An American Indian left the reservation to visit downtown New York. Walking down a busy street with his friend, he suddenly stopped and said, "I hear a cricket".
His friend said, "You're crazy! There's no way you could hear a cricket in all this noise!" The Indian persisted, "No! I hear a cricket... I'm sure of it!"
His friend said, "It's noon! There are thousands of people bustling around, cars honking, taxis squealing...I don't believe you can hear a little cricket in all this!" The Indian listened again and walked slowly across the street where he found a large cement planter with a shrub in it. He dug beneath the leaves, and sure enough...there was a cricket!
His friend was stunned, "You've got amazing hearing!" But the Indian said, "No. My ears are no different from yours. It simply depends on what you're listening to. Here, let me show you."
So he reached into his pocket and pulled out a handful of change -- a few quarters, some dimes, nickels and pennies...and dropped it on the concrete. You guessed it... every head within a block turned! "You see what I mean? It all depends on what you're listening for."
Folks, the reason we're not hearing Jesus speak, is because we're listening to the sounds of this world, and we're not tuned to the sounds of heaven!
Related Text Illustrations
Contributed by Rich Young on Jan 17, 2001
Obedience is seeking God with your whole heart.
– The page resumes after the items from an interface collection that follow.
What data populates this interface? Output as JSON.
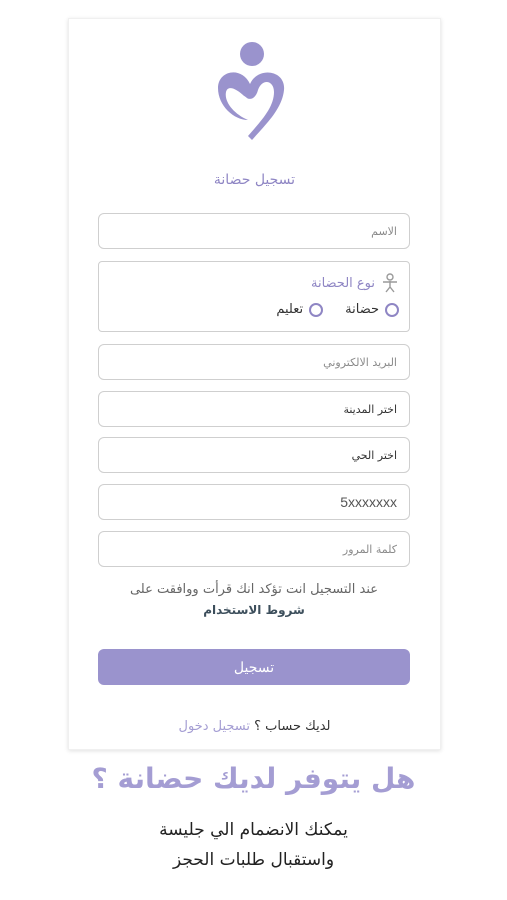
{
  "brand": {
    "accent": "#9a93cd",
    "accent_light": "#a49dd3",
    "logo_icon": "mother-heart-logo"
  },
  "form": {
    "title": "تسجيل حضانة",
    "name_placeholder": "الاسم",
    "type": {
      "label": "نوع الحضانة",
      "icon": "child-icon",
      "options": [
        "حضانة",
        "تعليم"
      ]
    },
    "email_placeholder": "البريد الالكتروني",
    "city_label": "اختر المدينة",
    "district_label": "اختر الحي",
    "phone_value": "5xxxxxxx",
    "password_placeholder": "كلمة المرور",
    "terms_text": "عند التسجيل انت تؤكد انك قرأت ووافقت على",
    "terms_link": "شروط الاستخدام",
    "submit_label": "تسجيل",
    "have_account": "لديك حساب ؟",
    "login_link": "تسجيل دخول"
  },
  "promo": {
    "headline": "هل يتوفر لديك حضانة ؟",
    "line1": "يمكنك الانضمام الي جليسة",
    "line2": "واستقبال طلبات الحجز"
  }
}
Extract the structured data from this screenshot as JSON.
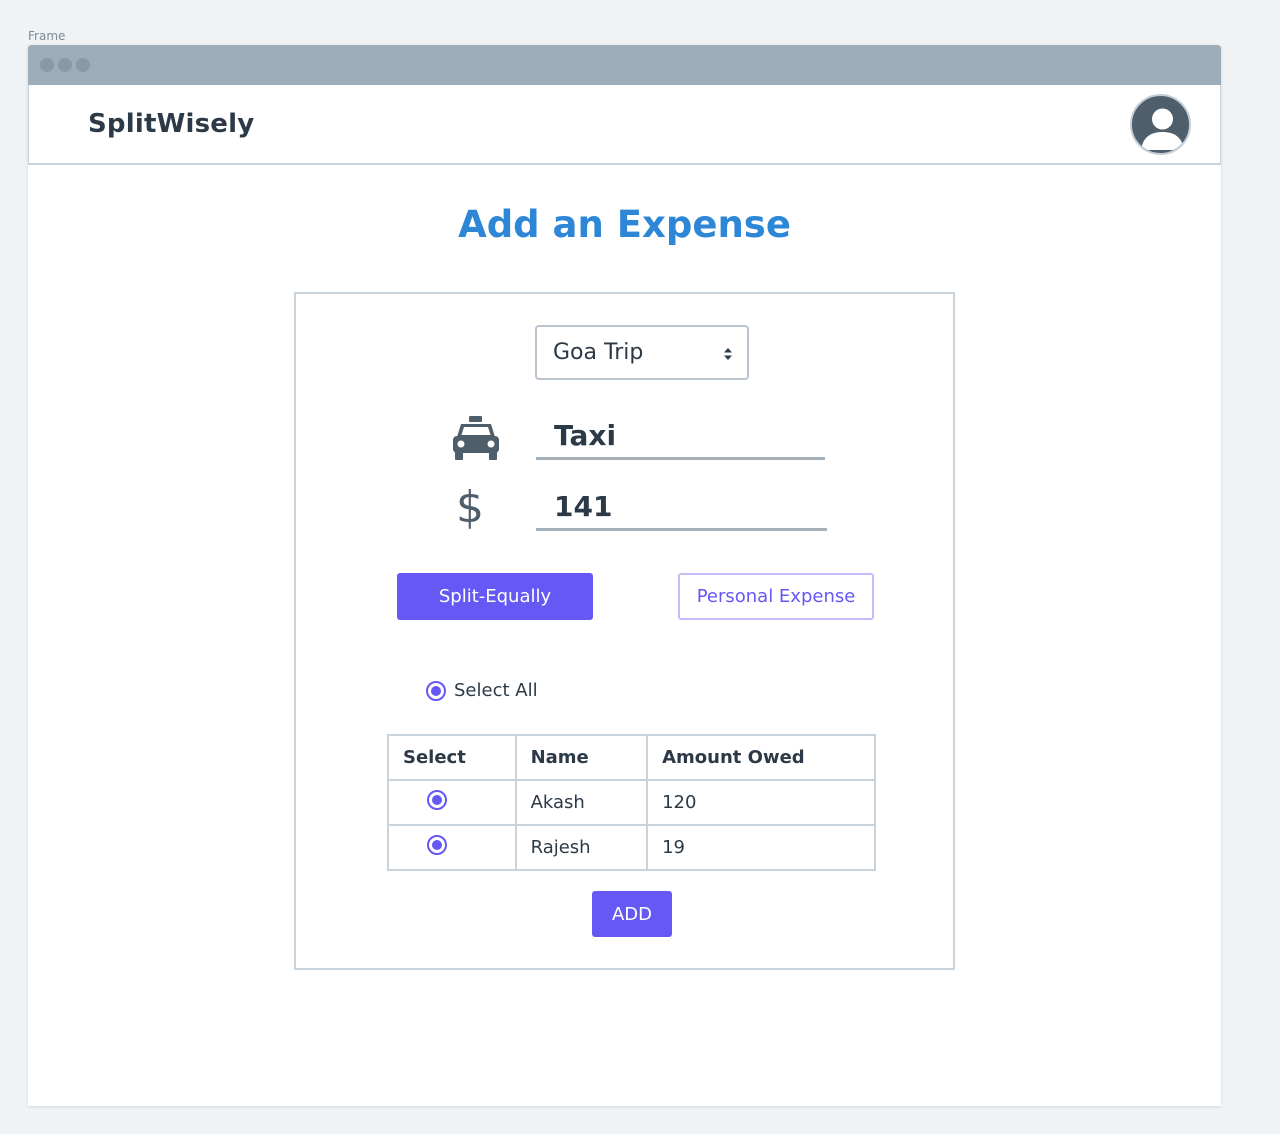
{
  "frame_label": "Frame",
  "navbar": {
    "brand": "SplitWisely",
    "avatar_icon": "user-avatar-icon"
  },
  "page": {
    "title": "Add an Expense"
  },
  "form": {
    "group_select": {
      "value": "Goa Trip"
    },
    "description": {
      "icon": "taxi-icon",
      "value": "Taxi"
    },
    "amount": {
      "icon": "dollar-icon",
      "symbol": "$",
      "value": "141"
    },
    "split_equally_label": "Split-Equally",
    "personal_expense_label": "Personal Expense",
    "select_all_label": "Select All",
    "table": {
      "headers": [
        "Select",
        "Name",
        "Amount Owed"
      ],
      "rows": [
        {
          "name": "Akash",
          "amount": "120",
          "selected": true
        },
        {
          "name": "Rajesh",
          "amount": "19",
          "selected": true
        }
      ]
    },
    "add_label": "ADD"
  },
  "colors": {
    "accent": "#6558f5",
    "title": "#2e87d6",
    "text": "#2c3a47",
    "border": "#c9d3db"
  }
}
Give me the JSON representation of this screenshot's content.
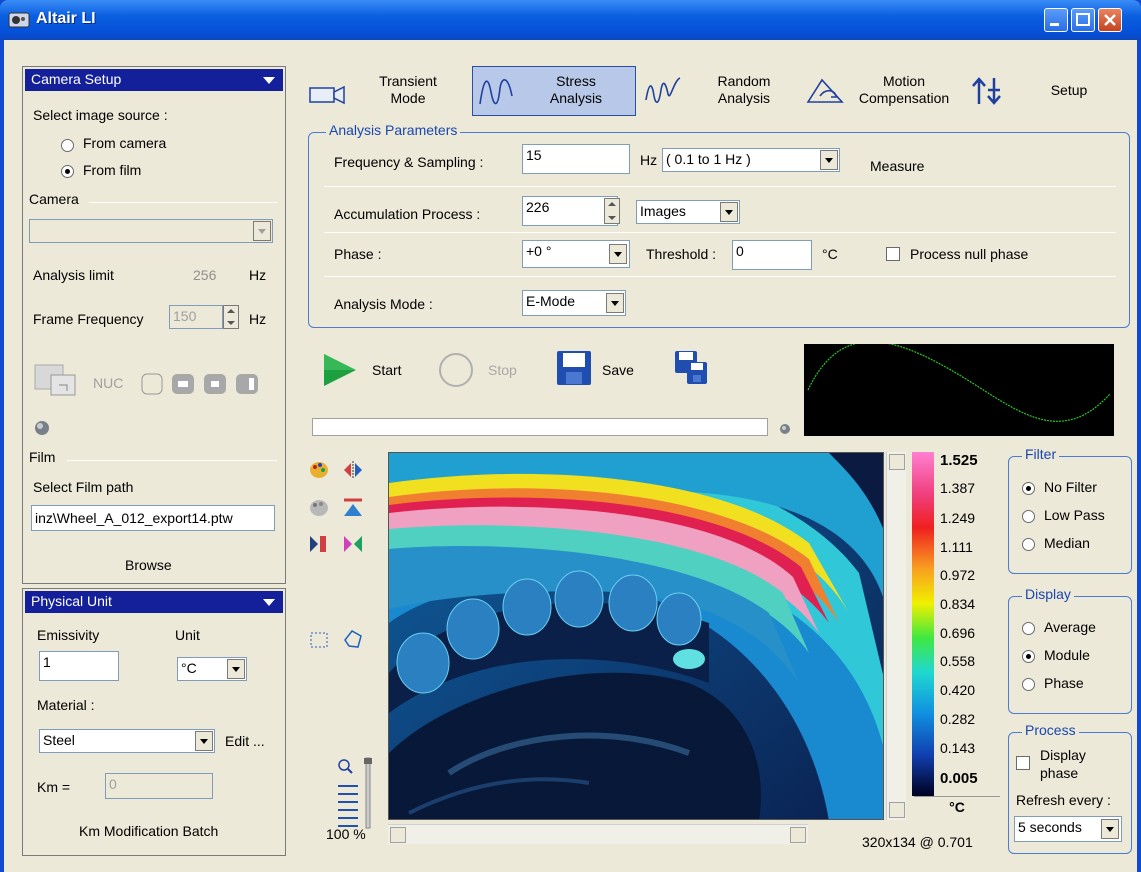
{
  "window": {
    "title": "Altair LI"
  },
  "camera_setup": {
    "header": "Camera Setup",
    "select_source_label": "Select image source :",
    "options": [
      "From camera",
      "From film"
    ],
    "selected": "From film",
    "camera_label": "Camera",
    "analysis_limit_label": "Analysis limit",
    "analysis_limit_value": "256",
    "analysis_limit_unit": "Hz",
    "frame_frequency_label": "Frame Frequency",
    "frame_frequency_value": "150",
    "frame_frequency_unit": "Hz",
    "nuc_label": "NUC",
    "film_label": "Film",
    "film_path_label": "Select Film path",
    "film_path_value": "inz\\Wheel_A_012_export14.ptw",
    "browse_label": "Browse"
  },
  "physical_unit": {
    "header": "Physical Unit",
    "emissivity_label": "Emissivity",
    "emissivity_value": "1",
    "unit_label": "Unit",
    "unit_value": "°C",
    "material_label": "Material :",
    "material_value": "Steel",
    "edit_label": "Edit ...",
    "km_label": "Km =",
    "km_value": "0",
    "km_batch_label": "Km Modification Batch"
  },
  "toolbar": {
    "modes": [
      {
        "line1": "Transient",
        "line2": "Mode"
      },
      {
        "line1": "Stress",
        "line2": "Analysis"
      },
      {
        "line1": "Random",
        "line2": "Analysis"
      },
      {
        "line1": "Motion",
        "line2": "Compensation"
      },
      {
        "line1": "Setup",
        "line2": ""
      }
    ],
    "selected_mode": "Stress Analysis"
  },
  "analysis_parameters": {
    "title": "Analysis Parameters",
    "freq_label": "Frequency  & Sampling :",
    "freq_value": "15",
    "freq_unit": "Hz",
    "freq_range": "( 0.1 to 1 Hz )",
    "measure_label": "Measure",
    "accum_label": "Accumulation Process :",
    "accum_value": "226",
    "accum_unit": "Images",
    "phase_label": "Phase :",
    "phase_value": "+0 °",
    "threshold_label": "Threshold :",
    "threshold_value": "0",
    "threshold_unit": "°C",
    "null_phase_label": "Process null phase",
    "mode_label": "Analysis Mode :",
    "mode_value": "E-Mode"
  },
  "controls": {
    "start_label": "Start",
    "stop_label": "Stop",
    "save_label": "Save"
  },
  "image_view": {
    "zoom": "100 %",
    "resolution": "320x134 @ 0.701",
    "unit": "°C",
    "scale_values": [
      "1.525",
      "1.387",
      "1.249",
      "1.111",
      "0.972",
      "0.834",
      "0.696",
      "0.558",
      "0.420",
      "0.282",
      "0.143",
      "0.005"
    ]
  },
  "filter": {
    "title": "Filter",
    "options": [
      "No Filter",
      "Low Pass",
      "Median"
    ],
    "selected": "No Filter"
  },
  "display": {
    "title": "Display",
    "options": [
      "Average",
      "Module",
      "Phase"
    ],
    "selected": "Module"
  },
  "process": {
    "title": "Process",
    "display_phase_line1": "Display",
    "display_phase_line2": "phase",
    "refresh_label": "Refresh every :",
    "refresh_value": "5 seconds"
  },
  "colors": {
    "title_bar": "#0a5fe0",
    "panel_header": "#13209a",
    "window_bg": "#ece9d8",
    "group_border": "#4b7bd4"
  }
}
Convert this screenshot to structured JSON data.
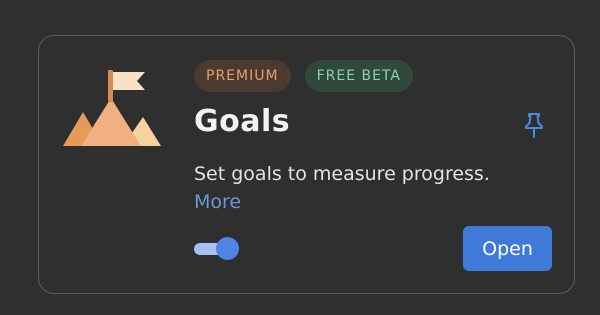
{
  "card": {
    "badges": [
      {
        "label": "PREMIUM"
      },
      {
        "label": "FREE BETA"
      }
    ],
    "title": "Goals",
    "description": "Set goals to measure progress.",
    "more_link": "More",
    "open_button": "Open",
    "toggle": {
      "enabled": true
    },
    "icons": {
      "logo": "mountain-flag-icon",
      "pin": "pin-icon"
    }
  },
  "colors": {
    "background": "#2f2f2f",
    "card_border": "#5c5c5c",
    "premium_badge_bg": "#4b3a2f",
    "premium_badge_text": "#e7a06e",
    "beta_badge_bg": "#2f4a3d",
    "beta_badge_text": "#8fd0a8",
    "accent": "#3f7ad8",
    "link": "#6f97d6"
  }
}
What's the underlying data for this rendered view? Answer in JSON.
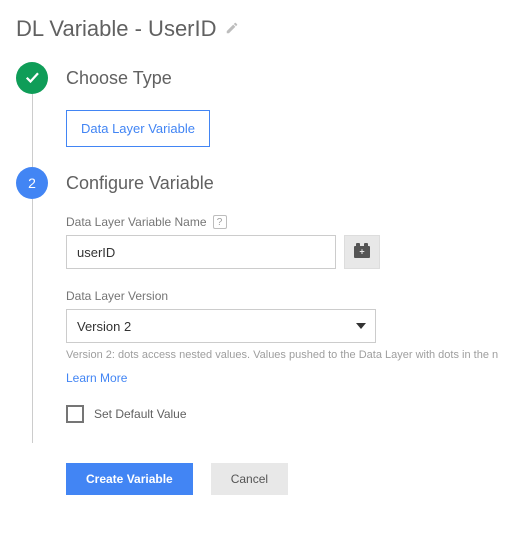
{
  "page": {
    "title": "DL Variable - UserID"
  },
  "step1": {
    "title": "Choose Type",
    "type_box": "Data Layer Variable"
  },
  "step2": {
    "number": "2",
    "title": "Configure Variable",
    "name_label": "Data Layer Variable Name",
    "name_value": "userID",
    "version_label": "Data Layer Version",
    "version_value": "Version 2",
    "version_hint": "Version 2: dots access nested values. Values pushed to the Data Layer with dots in the n",
    "learn_more": "Learn More",
    "default_label": "Set Default Value"
  },
  "buttons": {
    "create": "Create Variable",
    "cancel": "Cancel"
  }
}
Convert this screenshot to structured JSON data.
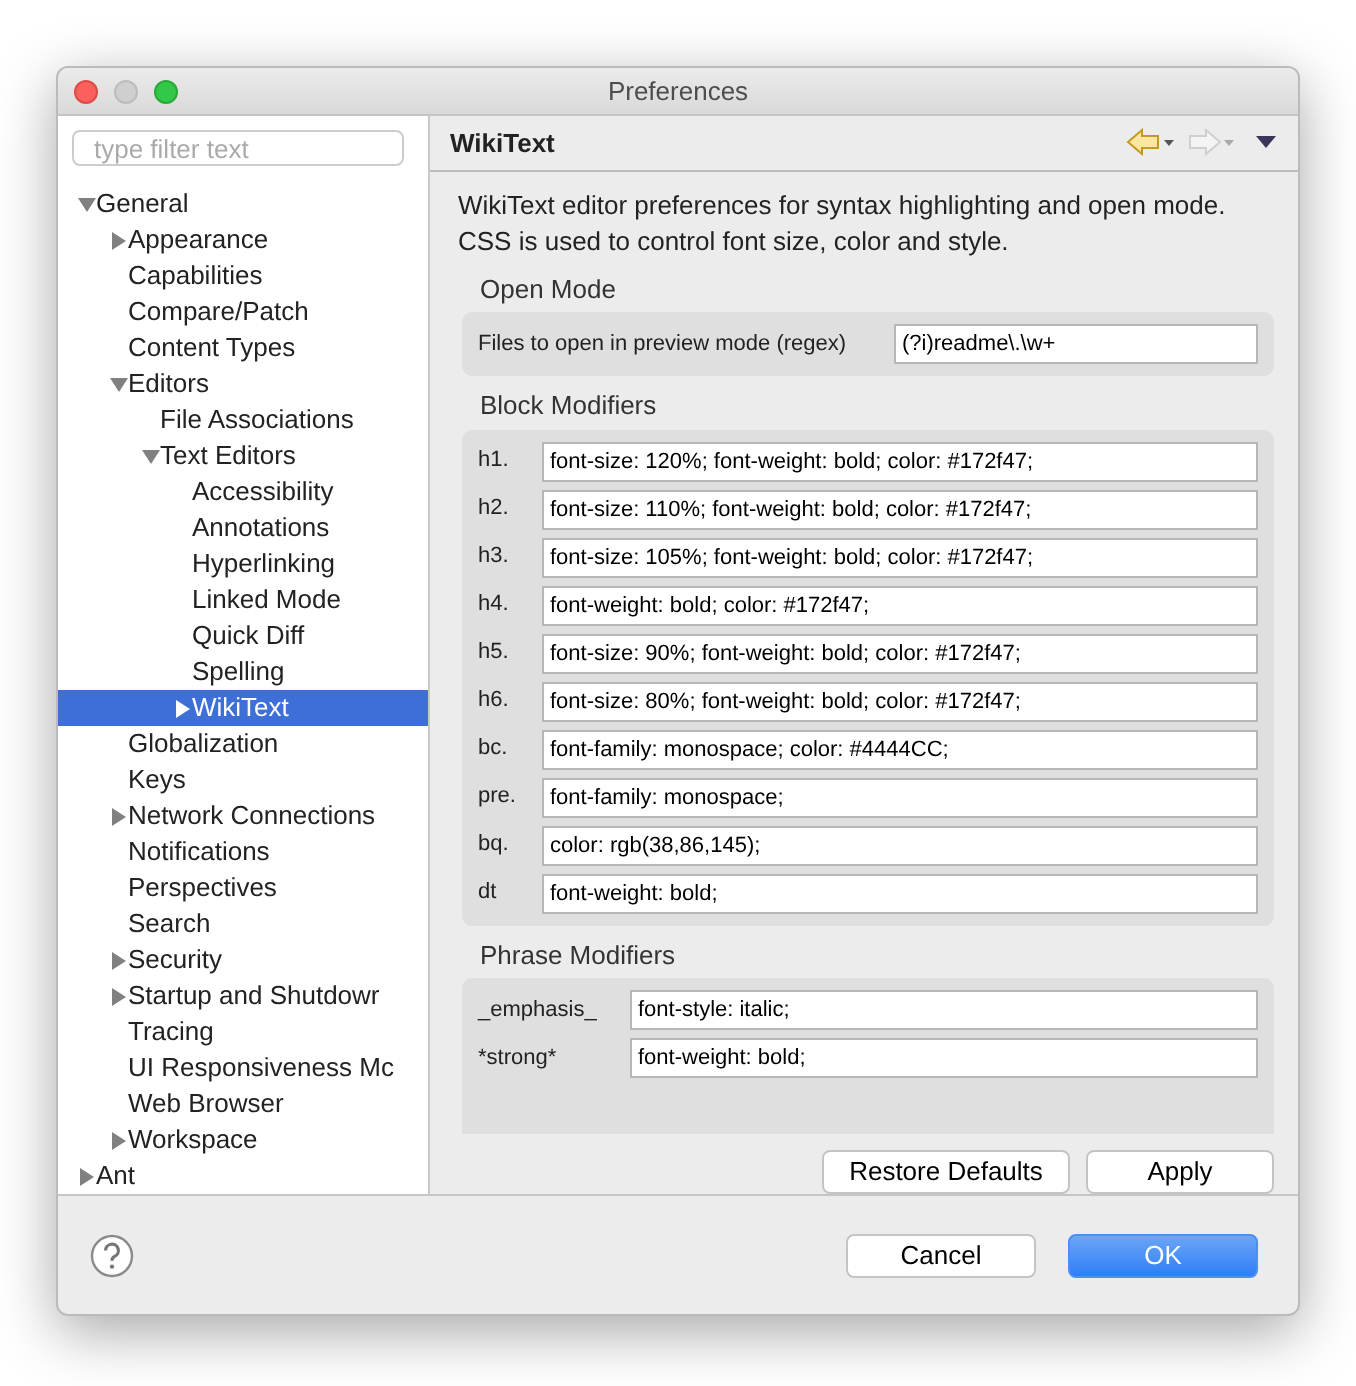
{
  "window": {
    "title": "Preferences"
  },
  "filter": {
    "placeholder": "type filter text"
  },
  "tree": [
    {
      "label": "General",
      "expanded": true,
      "selected": false,
      "children": [
        {
          "label": "Appearance",
          "expanded": false,
          "selected": false
        },
        {
          "label": "Capabilities",
          "selected": false
        },
        {
          "label": "Compare/Patch",
          "selected": false
        },
        {
          "label": "Content Types",
          "selected": false
        },
        {
          "label": "Editors",
          "expanded": true,
          "selected": false,
          "children": [
            {
              "label": "File Associations",
              "selected": false
            },
            {
              "label": "Text Editors",
              "expanded": true,
              "selected": false,
              "children": [
                {
                  "label": "Accessibility",
                  "selected": false
                },
                {
                  "label": "Annotations",
                  "selected": false
                },
                {
                  "label": "Hyperlinking",
                  "selected": false
                },
                {
                  "label": "Linked Mode",
                  "selected": false
                },
                {
                  "label": "Quick Diff",
                  "selected": false
                },
                {
                  "label": "Spelling",
                  "selected": false
                },
                {
                  "label": "WikiText",
                  "expanded": false,
                  "selected": true
                }
              ]
            }
          ]
        },
        {
          "label": "Globalization",
          "selected": false
        },
        {
          "label": "Keys",
          "selected": false
        },
        {
          "label": "Network Connections",
          "expanded": false,
          "selected": false
        },
        {
          "label": "Notifications",
          "selected": false
        },
        {
          "label": "Perspectives",
          "selected": false
        },
        {
          "label": "Search",
          "selected": false
        },
        {
          "label": "Security",
          "expanded": false,
          "selected": false
        },
        {
          "label": "Startup and Shutdowr",
          "expanded": false,
          "selected": false
        },
        {
          "label": "Tracing",
          "selected": false
        },
        {
          "label": "UI Responsiveness Mc",
          "selected": false
        },
        {
          "label": "Web Browser",
          "selected": false
        },
        {
          "label": "Workspace",
          "expanded": false,
          "selected": false
        }
      ]
    },
    {
      "label": "Ant",
      "expanded": false,
      "selected": false
    }
  ],
  "page": {
    "title": "WikiText",
    "description": "WikiText editor preferences for syntax highlighting and open mode. CSS is used to control font size, color and style.",
    "open_mode": {
      "heading": "Open Mode",
      "label": "Files to open in preview mode (regex)",
      "value": "(?i)readme\\.\\w+"
    },
    "block_modifiers": {
      "heading": "Block Modifiers",
      "rows": [
        {
          "label": "h1.",
          "value": "font-size: 120%; font-weight: bold; color: #172f47;"
        },
        {
          "label": "h2.",
          "value": "font-size: 110%; font-weight: bold; color: #172f47;"
        },
        {
          "label": "h3.",
          "value": "font-size: 105%; font-weight: bold; color: #172f47;"
        },
        {
          "label": "h4.",
          "value": "font-weight: bold; color: #172f47;"
        },
        {
          "label": "h5.",
          "value": "font-size: 90%; font-weight: bold; color: #172f47;"
        },
        {
          "label": "h6.",
          "value": "font-size: 80%; font-weight: bold; color: #172f47;"
        },
        {
          "label": "bc.",
          "value": "font-family: monospace; color: #4444CC;"
        },
        {
          "label": "pre.",
          "value": "font-family: monospace;"
        },
        {
          "label": "bq.",
          "value": "color: rgb(38,86,145);"
        },
        {
          "label": "dt",
          "value": "font-weight: bold;"
        }
      ]
    },
    "phrase_modifiers": {
      "heading": "Phrase Modifiers",
      "rows": [
        {
          "label": "_emphasis_",
          "value": "font-style: italic;"
        },
        {
          "label": "*strong*",
          "value": "font-weight: bold;"
        }
      ]
    },
    "buttons": [
      {
        "label": "Restore Defaults"
      },
      {
        "label": "Apply"
      }
    ]
  },
  "footer_buttons": [
    {
      "label": "Cancel",
      "kind": "secondary"
    },
    {
      "label": "OK",
      "kind": "primary"
    }
  ]
}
Performance is having a quiet time because you’ll feel guilty if you don’t. Obedience is finding ways to let the Word of God dwell in you richly. Performance is quickly scanning a passage so you can check it off your Bible reading ...read more
Contributed by James Wilson on Nov 23, 2000
While Sir Henry Brackenbury was a military attache in Paris, had a conversation with the distinguished French statesman Gambetta. Gambetta said, "In these days there are only two things a soldier needs to know. He must know how to march, and he must know how to shoot!"The Englishman quickly ...read more
Contributed by Dan Erickson on Nov 14, 2000
C. S. Lewis describes it so magnificently in The Screwtape Letters. He says, "Satan’s cause is never more in danger than when a human being no longer desiring, but still intending to do God’s will, looks around upon a world from which every ...read more
Contributed by Denn Guptill on Oct 23, 2000
Fred Smith, in his book Learning to Lead wrote “The shepherd or pastor’s ultimate goal is not to please the sheep but to please God.” Cecil Paul the Author of Passages of a Pastor says that pastors need to free themselves from and I quote “The Tyranny of Evaluation.” Tim Hansel writing in his ...read more